They did not break my will.

From a different context:

I'll come back even

Not a novice any longer
'Cause you've strengthened
conviction in my soul

From I Am Woman


A Personal Note To Our Readers

Waheguru Ji Ka Khalsa. Waheguru Ji Ki Fateh.

We had intended to quit posting to this blog since we felt our stories were complete. But since we have gotten several e-mails and comments, we have decided to continue posting. However since we have come to the end of our 1984 stories, the nature will have to change. We don't know exactly where we'll be going from here, only that it will have to do with our experiences and lives as Sikh women in the twentieth and twenty-first centuries of the common era, as we continue on the road to Khalistan.

We would whole-heartedly welcome guest authors who would write about their own experiences and reactions to the tragedies that befell our people in 1984. If you would like to be such a guest author, just e-mail us. We really do answer all e-mails. Obviously we can't answer anonymous comments personally because we have no way to contact you.

Vini (Maman) is tired of confronting 1984 on a daily basis and Suni needs to get back to her professional work, so most of this blog will have to fall on Mai, who already has her sometimes 2 blog. All three of us will OK each post before it goes in.

Someone has asked about the photos we took of all of us before the battle. Yes, we do have those and, no, we are not ready to publish them. One reason for blogging on the Internet instead of publishing a book is to preserve our privacy; clearly posting pictures of us would destroy that. Also, Mani wanted proof that we had not cut our hair, so the pictures show all of us with our hair down and open, pictures that to the men would border on pornographic. They are beautiful pictures, but just for us. The pictures of us fully dressed, as already stated would show our identities, which we prefer to remain hidden.

Also our rescuers took photos of the aftermath of the fighting. I think our reasons for keeping those to ourselves should be obvious. They are gruesome and graphic and unbearably personal and painful to us. We cannot bear the thought of anyone looking at them gloating over our loss and we simply cannot permit them to be shown publicly at this time. Let us be totally frank here: Suni is willing to publish them. Vini and Mai are not. But the two of us have given our permission for their publication when we are no longer living.

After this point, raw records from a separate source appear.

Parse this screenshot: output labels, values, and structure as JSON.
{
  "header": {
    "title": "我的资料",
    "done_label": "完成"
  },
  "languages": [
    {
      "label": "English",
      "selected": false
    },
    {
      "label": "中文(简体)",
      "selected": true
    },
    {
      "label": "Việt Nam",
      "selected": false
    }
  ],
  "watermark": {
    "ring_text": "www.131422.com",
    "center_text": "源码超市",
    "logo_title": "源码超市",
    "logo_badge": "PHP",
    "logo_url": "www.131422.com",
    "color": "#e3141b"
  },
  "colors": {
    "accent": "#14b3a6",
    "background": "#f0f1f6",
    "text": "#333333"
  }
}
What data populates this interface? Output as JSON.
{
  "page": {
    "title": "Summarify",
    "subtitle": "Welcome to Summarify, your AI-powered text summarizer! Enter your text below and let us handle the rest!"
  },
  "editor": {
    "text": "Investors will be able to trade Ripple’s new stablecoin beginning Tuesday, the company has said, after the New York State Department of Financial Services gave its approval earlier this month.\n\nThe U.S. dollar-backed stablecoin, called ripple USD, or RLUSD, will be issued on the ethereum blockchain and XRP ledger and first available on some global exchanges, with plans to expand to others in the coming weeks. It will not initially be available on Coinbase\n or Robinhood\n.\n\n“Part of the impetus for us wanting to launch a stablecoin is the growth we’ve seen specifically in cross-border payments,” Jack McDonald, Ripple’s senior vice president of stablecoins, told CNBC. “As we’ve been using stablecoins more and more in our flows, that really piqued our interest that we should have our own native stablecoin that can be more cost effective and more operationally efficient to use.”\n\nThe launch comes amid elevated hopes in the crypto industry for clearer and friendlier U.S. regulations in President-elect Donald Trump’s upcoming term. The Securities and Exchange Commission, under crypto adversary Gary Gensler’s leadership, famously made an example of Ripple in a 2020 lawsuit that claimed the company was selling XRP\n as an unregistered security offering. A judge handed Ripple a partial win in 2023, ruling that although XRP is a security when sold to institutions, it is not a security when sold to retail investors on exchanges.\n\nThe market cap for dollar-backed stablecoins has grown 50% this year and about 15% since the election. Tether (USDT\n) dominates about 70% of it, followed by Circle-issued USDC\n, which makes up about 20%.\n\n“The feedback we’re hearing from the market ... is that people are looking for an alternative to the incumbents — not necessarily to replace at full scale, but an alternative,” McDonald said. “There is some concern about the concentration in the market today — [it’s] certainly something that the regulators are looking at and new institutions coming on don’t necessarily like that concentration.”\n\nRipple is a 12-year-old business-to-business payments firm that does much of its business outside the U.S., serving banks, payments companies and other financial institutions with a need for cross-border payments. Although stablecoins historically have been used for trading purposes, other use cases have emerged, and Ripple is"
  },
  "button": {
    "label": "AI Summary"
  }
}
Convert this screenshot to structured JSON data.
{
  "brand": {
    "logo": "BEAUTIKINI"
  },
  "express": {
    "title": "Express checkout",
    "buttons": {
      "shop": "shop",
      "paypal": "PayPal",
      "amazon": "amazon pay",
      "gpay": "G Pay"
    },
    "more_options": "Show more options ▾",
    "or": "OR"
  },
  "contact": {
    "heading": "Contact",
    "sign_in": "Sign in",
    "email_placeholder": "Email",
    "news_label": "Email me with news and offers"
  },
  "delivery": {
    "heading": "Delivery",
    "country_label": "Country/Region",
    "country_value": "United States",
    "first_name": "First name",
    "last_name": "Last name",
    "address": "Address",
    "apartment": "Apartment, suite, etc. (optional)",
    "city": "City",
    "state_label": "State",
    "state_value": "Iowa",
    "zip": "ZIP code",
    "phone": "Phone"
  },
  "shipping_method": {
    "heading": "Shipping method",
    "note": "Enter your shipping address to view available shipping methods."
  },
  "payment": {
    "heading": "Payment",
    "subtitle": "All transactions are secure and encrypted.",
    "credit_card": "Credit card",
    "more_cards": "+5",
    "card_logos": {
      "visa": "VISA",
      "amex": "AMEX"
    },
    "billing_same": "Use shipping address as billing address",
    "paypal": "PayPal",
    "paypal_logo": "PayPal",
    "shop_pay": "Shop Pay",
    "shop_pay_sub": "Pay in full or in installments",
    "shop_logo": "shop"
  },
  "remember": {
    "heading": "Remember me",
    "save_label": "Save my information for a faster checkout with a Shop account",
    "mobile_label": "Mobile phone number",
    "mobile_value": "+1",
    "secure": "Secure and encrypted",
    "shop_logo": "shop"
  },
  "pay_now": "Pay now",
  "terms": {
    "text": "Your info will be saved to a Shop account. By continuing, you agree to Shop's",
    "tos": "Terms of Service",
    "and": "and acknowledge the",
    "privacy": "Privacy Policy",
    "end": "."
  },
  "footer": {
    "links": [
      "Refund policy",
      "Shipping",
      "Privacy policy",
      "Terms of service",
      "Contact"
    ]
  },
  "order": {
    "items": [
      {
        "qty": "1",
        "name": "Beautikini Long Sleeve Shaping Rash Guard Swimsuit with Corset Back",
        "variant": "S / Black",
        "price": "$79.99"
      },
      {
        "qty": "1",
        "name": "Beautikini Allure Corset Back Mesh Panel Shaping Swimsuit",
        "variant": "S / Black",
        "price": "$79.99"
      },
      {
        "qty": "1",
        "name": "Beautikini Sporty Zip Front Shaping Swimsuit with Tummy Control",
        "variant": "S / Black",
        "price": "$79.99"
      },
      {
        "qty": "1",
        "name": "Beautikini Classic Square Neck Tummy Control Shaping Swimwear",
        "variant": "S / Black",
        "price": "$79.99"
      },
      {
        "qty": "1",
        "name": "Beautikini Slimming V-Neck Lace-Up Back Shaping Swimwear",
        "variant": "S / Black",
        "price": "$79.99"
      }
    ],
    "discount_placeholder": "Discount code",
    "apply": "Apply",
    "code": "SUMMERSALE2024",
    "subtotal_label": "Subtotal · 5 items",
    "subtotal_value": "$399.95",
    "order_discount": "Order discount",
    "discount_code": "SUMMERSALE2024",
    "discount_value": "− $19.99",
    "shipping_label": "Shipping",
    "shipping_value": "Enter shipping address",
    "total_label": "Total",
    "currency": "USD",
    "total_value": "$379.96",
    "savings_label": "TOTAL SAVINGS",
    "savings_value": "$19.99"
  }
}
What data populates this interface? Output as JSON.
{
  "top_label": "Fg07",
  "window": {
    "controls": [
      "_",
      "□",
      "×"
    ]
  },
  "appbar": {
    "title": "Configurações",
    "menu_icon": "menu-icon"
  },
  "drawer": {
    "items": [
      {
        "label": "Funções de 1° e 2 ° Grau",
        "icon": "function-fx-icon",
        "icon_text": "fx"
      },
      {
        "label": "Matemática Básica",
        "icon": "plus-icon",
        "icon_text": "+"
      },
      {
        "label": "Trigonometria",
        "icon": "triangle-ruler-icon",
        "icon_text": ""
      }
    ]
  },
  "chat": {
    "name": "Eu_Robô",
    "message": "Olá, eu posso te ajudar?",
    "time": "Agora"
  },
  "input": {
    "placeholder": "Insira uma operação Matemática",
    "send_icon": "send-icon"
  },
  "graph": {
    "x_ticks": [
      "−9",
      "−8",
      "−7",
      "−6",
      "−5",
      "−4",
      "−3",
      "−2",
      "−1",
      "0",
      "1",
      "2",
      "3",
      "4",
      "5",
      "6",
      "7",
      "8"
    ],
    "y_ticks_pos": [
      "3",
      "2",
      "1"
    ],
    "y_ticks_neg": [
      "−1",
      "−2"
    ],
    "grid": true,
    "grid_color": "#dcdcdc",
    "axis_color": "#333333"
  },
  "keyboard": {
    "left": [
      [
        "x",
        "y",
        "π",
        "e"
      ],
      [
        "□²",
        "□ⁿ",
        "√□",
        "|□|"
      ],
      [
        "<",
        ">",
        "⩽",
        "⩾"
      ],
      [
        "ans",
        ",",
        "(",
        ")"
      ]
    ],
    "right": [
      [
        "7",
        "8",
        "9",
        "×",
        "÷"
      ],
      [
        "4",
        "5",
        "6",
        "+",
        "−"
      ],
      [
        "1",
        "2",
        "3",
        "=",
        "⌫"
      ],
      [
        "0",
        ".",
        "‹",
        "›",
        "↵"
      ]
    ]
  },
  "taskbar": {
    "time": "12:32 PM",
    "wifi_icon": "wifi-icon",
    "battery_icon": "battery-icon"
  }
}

We think, however, that they will never be published on a public blog because they are so graphic that the blog would end up being flagged. Yes, they are that bad.

So we continue as best we can.

Waheguru Ji Ka Khalsa. Waheguru Ji Ki Fateh.

Vini, Suni and Mai (Dharma Kaur Khalsa)